Phishing is the most frequently used tactic to steal someone's password, identity, money, and time. Outlined below are the four most common phishing scams utilized by cyber criminals. Many phishing emails try to trick you into clicking a malicious link. This allows criminals to access sensitive information, compromise the university network, or even infect your computer with malware.
1. Quick Favor / Reply
Sender sends a very informal email asking if recipient can do a quick favor. Replies are met with a story by the sender who claims to be in a meeting and can’t get out or use cell phone and asks the recipient if they can buy a certain amount of gift cards. The scammed will instruct the victim to scratch off the codes on the back and send pictures of the code numbers. Often, the sender's email address of this type of phish appears to be a Seton Hall user and is sent to the spoofed person’s co-workers to try and get a friendly response.
2. Invoice Notification / Order Confirmation
There are two methods to this scam. In the first, the invoice is demanding payment for services rendered or products bought. The second, tells recipient their payment is confirmed and a receipt is attached, instructing the user to call a given number if they have any questions.
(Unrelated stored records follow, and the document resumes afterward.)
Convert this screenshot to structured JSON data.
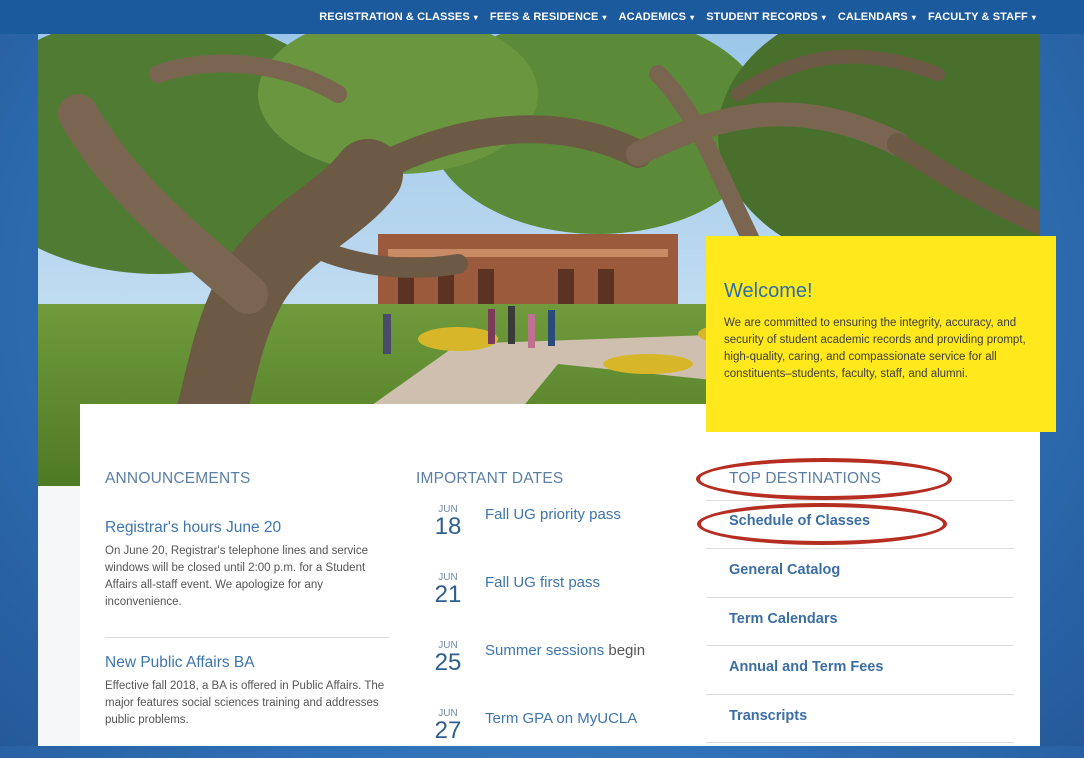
{
  "nav": {
    "items": [
      {
        "label": "REGISTRATION & CLASSES"
      },
      {
        "label": "FEES & RESIDENCE"
      },
      {
        "label": "ACADEMICS"
      },
      {
        "label": "STUDENT RECORDS"
      },
      {
        "label": "CALENDARS"
      },
      {
        "label": "FACULTY & STAFF"
      }
    ],
    "caret": "▾"
  },
  "welcome": {
    "title": "Welcome!",
    "body": "We are committed to ensuring the integrity, accuracy, and security of student academic records and providing prompt, high-quality, caring, and compassionate service for all constituents–students, faculty, staff, and alumni."
  },
  "announcements": {
    "heading": "ANNOUNCEMENTS",
    "items": [
      {
        "title": "Registrar's hours June 20",
        "body": "On June 20, Registrar's telephone lines and service windows will be closed until 2:00 p.m. for a Student Affairs all-staff event. We apologize for any inconvenience."
      },
      {
        "title": "New Public Affairs BA",
        "body": "Effective fall 2018, a BA is offered in Public Affairs. The major features social sciences training and addresses public problems."
      }
    ]
  },
  "dates": {
    "heading": "IMPORTANT DATES",
    "items": [
      {
        "month": "JUN",
        "day": "18",
        "label": "Fall UG priority pass",
        "suffix": ""
      },
      {
        "month": "JUN",
        "day": "21",
        "label": "Fall UG first pass",
        "suffix": ""
      },
      {
        "month": "JUN",
        "day": "25",
        "label": "Summer sessions",
        "suffix": " begin"
      },
      {
        "month": "JUN",
        "day": "27",
        "label": "Term GPA on MyUCLA",
        "suffix": ""
      }
    ]
  },
  "destinations": {
    "heading": "TOP DESTINATIONS",
    "items": [
      {
        "label": "Schedule of Classes"
      },
      {
        "label": "General Catalog"
      },
      {
        "label": "Term Calendars"
      },
      {
        "label": "Annual and Term Fees"
      },
      {
        "label": "Transcripts"
      }
    ]
  },
  "colors": {
    "nav_bg": "#1c5a9e",
    "welcome_bg": "#ffe91d",
    "link": "#3e75ad",
    "highlight_ellipse": "#b62d22"
  }
}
Calls are most likely met with a very friendly person on the other end who cheerfully can do a full refund and asks the recipient for their credit card information so they can process the refund. Once credit card info is given the other person hangs up and starts using the card before it can be reported as stolen.
3. Shared Document
An email informs the recipient they have received a shared document and includes a URL to click. Users who click are taken to another page to continue to the shared document and this click usually takes the user to a fake Microsoft login page used to steal the user’s login credentials.
4. Password or Account Expiring
Recipient is notified that their password or account is about to expire and click a button to keep using it. Button usually goes to fake Microsoft login page to steal login credentials.
Quick Keys to Stay Safe Online
- When in doubt, don't click. Do not click anything in the email unless you are absolutely sure you know who it is from and where the link will take you.
- Who is it from? Before taking any action, review the from address to confirm it matches the sender's name.
- Check with the source. If the email is coming from someone you know but aren't sure, contact the person directly via phone or a separate email message.
- If you see something, say something. If an email looks suspicious, click the Report Phish button to alert IT Security.
If you see something, say something. The Report Phish button instantly notifies the IT Security team of suspicious emails that may pose a threat to you and the Seton Hall community. The feature is available in Outlook, Outlook for Web, and the Outlook mobile app for iOS and Android.
Categories: Science and Technology